Copy each line below in which the string "score" occurs.

- Opening Delimiter -

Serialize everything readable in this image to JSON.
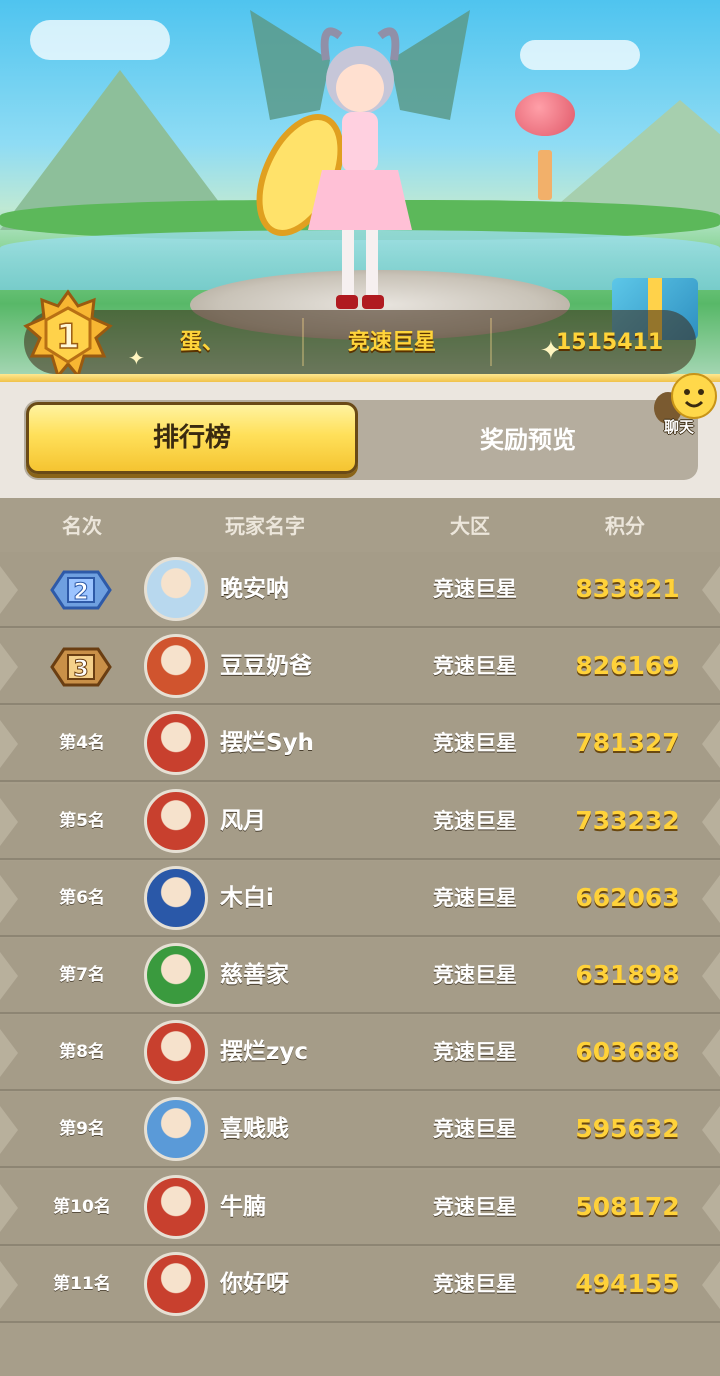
{
  "top_player": {
    "rank": "1",
    "name": "蛋、",
    "region": "竞速巨星",
    "score": "1515411"
  },
  "tabs": [
    {
      "label": "排行榜",
      "active": true
    },
    {
      "label": "奖励预览",
      "active": false
    }
  ],
  "chat": {
    "label": "聊天"
  },
  "table": {
    "headers": {
      "rank": "名次",
      "name": "玩家名字",
      "region": "大区",
      "score": "积分"
    },
    "rows": [
      {
        "rank": "2",
        "medal": "silver",
        "name": "晚安呐",
        "region": "竞速巨星",
        "score": "833821",
        "avatar_color": "#b8d8ee"
      },
      {
        "rank": "3",
        "medal": "bronze",
        "name": "豆豆奶爸",
        "region": "竞速巨星",
        "score": "826169",
        "avatar_color": "#d0542e"
      },
      {
        "rank": "第4名",
        "name": "摆烂Syh",
        "region": "竞速巨星",
        "score": "781327",
        "avatar_color": "#c8402e"
      },
      {
        "rank": "第5名",
        "name": "风月",
        "region": "竞速巨星",
        "score": "733232",
        "avatar_color": "#c8402e"
      },
      {
        "rank": "第6名",
        "name": "木白i",
        "region": "竞速巨星",
        "score": "662063",
        "avatar_color": "#2a58a8"
      },
      {
        "rank": "第7名",
        "name": "慈善家",
        "region": "竞速巨星",
        "score": "631898",
        "avatar_color": "#3a9a3e"
      },
      {
        "rank": "第8名",
        "name": "摆烂zyc",
        "region": "竞速巨星",
        "score": "603688",
        "avatar_color": "#c8402e"
      },
      {
        "rank": "第9名",
        "name": "喜贱贱",
        "region": "竞速巨星",
        "score": "595632",
        "avatar_color": "#5a9ad8"
      },
      {
        "rank": "第10名",
        "name": "牛腩",
        "region": "竞速巨星",
        "score": "508172",
        "avatar_color": "#c8402e"
      },
      {
        "rank": "第11名",
        "name": "你好呀",
        "region": "竞速巨星",
        "score": "494155",
        "avatar_color": "#c8402e"
      }
    ]
  },
  "colors": {
    "gold": "#ffd23a",
    "panel": "#a59c88",
    "tab_active": "#ffe05a"
  }
}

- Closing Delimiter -

## Reply
    "score": "1515411"
      "score": "积分"
        "score": "833821",
        "score": "826169",
        "score": "781327",
        "score": "733232",
        "score": "662063",
        "score": "631898",
        "score": "603688",
        "score": "595632",
        "score": "508172",
        "score": "494155",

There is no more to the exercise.